Dataset rows describing interfaces:
== Segment start ==

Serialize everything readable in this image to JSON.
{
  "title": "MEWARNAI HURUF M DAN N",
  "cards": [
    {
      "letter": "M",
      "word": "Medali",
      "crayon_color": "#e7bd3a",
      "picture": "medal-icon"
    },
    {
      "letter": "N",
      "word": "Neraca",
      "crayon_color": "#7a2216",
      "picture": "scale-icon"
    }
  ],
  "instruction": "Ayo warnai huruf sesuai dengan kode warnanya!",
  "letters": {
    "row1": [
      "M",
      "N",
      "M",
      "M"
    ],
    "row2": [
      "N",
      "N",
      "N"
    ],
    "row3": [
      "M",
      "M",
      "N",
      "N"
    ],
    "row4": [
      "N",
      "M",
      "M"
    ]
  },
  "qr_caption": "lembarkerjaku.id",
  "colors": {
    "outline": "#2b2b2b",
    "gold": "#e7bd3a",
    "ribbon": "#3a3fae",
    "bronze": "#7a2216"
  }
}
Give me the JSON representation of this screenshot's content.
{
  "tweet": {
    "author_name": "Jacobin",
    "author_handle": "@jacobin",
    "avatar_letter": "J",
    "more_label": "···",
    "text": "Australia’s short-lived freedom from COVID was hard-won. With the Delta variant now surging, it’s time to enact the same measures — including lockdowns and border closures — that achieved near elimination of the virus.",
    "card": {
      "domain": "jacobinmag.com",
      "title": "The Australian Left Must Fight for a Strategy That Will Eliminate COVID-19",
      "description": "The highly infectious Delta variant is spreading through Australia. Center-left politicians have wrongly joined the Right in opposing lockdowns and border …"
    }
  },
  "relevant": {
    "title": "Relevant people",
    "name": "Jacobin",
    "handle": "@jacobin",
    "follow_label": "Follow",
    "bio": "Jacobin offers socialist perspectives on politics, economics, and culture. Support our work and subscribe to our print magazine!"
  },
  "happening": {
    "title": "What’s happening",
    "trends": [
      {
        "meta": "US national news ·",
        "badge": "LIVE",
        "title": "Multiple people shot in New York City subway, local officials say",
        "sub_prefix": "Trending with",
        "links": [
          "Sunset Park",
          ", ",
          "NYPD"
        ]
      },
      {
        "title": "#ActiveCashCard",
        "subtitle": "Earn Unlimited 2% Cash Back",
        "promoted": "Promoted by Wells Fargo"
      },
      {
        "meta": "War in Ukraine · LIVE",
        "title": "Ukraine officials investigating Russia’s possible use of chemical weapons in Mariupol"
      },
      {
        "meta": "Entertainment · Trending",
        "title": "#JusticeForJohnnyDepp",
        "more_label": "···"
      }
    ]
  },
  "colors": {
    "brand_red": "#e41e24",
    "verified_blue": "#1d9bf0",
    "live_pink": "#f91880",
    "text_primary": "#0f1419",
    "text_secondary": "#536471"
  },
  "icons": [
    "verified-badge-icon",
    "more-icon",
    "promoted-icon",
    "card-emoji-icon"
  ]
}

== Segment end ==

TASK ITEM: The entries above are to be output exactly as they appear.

SOLUTION TO THE PROBLEM:
Serialize everything readable in this image to JSON.
{
  "title": "MEWARNAI HURUF M DAN N",
  "cards": [
    {
      "letter": "M",
      "word": "Medali",
      "crayon_color": "#e7bd3a",
      "picture": "medal-icon"
    },
    {
      "letter": "N",
      "word": "Neraca",
      "crayon_color": "#7a2216",
      "picture": "scale-icon"
    }
  ],
  "instruction": "Ayo warnai huruf sesuai dengan kode warnanya!",
  "letters": {
    "row1": [
      "M",
      "N",
      "M",
      "M"
    ],
    "row2": [
      "N",
      "N",
      "N"
    ],
    "row3": [
      "M",
      "M",
      "N",
      "N"
    ],
    "row4": [
      "N",
      "M",
      "M"
    ]
  },
  "qr_caption": "lembarkerjaku.id",
  "colors": {
    "outline": "#2b2b2b",
    "gold": "#e7bd3a",
    "ribbon": "#3a3fae",
    "bronze": "#7a2216"
  }
}
Give me the JSON representation of this screenshot's content.
{
  "tweet": {
    "author_name": "Jacobin",
    "author_handle": "@jacobin",
    "avatar_letter": "J",
    "more_label": "···",
    "text": "Australia’s short-lived freedom from COVID was hard-won. With the Delta variant now surging, it’s time to enact the same measures — including lockdowns and border closures — that achieved near elimination of the virus.",
    "card": {
      "domain": "jacobinmag.com",
      "title": "The Australian Left Must Fight for a Strategy That Will Eliminate COVID-19",
      "description": "The highly infectious Delta variant is spreading through Australia. Center-left politicians have wrongly joined the Right in opposing lockdowns and border …"
    }
  },
  "relevant": {
    "title": "Relevant people",
    "name": "Jacobin",
    "handle": "@jacobin",
    "follow_label": "Follow",
    "bio": "Jacobin offers socialist perspectives on politics, economics, and culture. Support our work and subscribe to our print magazine!"
  },
  "happening": {
    "title": "What’s happening",
    "trends": [
      {
        "meta": "US national news ·",
        "badge": "LIVE",
        "title": "Multiple people shot in New York City subway, local officials say",
        "sub_prefix": "Trending with",
        "links": [
          "Sunset Park",
          ", ",
          "NYPD"
        ]
      },
      {
        "title": "#ActiveCashCard",
        "subtitle": "Earn Unlimited 2% Cash Back",
        "promoted": "Promoted by Wells Fargo"
      },
      {
        "meta": "War in Ukraine · LIVE",
        "title": "Ukraine officials investigating Russia’s possible use of chemical weapons in Mariupol"
      },
      {
        "meta": "Entertainment · Trending",
        "title": "#JusticeForJohnnyDepp",
        "more_label": "···"
      }
    ]
  },
  "colors": {
    "brand_red": "#e41e24",
    "verified_blue": "#1d9bf0",
    "live_pink": "#f91880",
    "text_primary": "#0f1419",
    "text_secondary": "#536471"
  },
  "icons": [
    "verified-badge-icon",
    "more-icon",
    "promoted-icon",
    "card-emoji-icon"
  ]
}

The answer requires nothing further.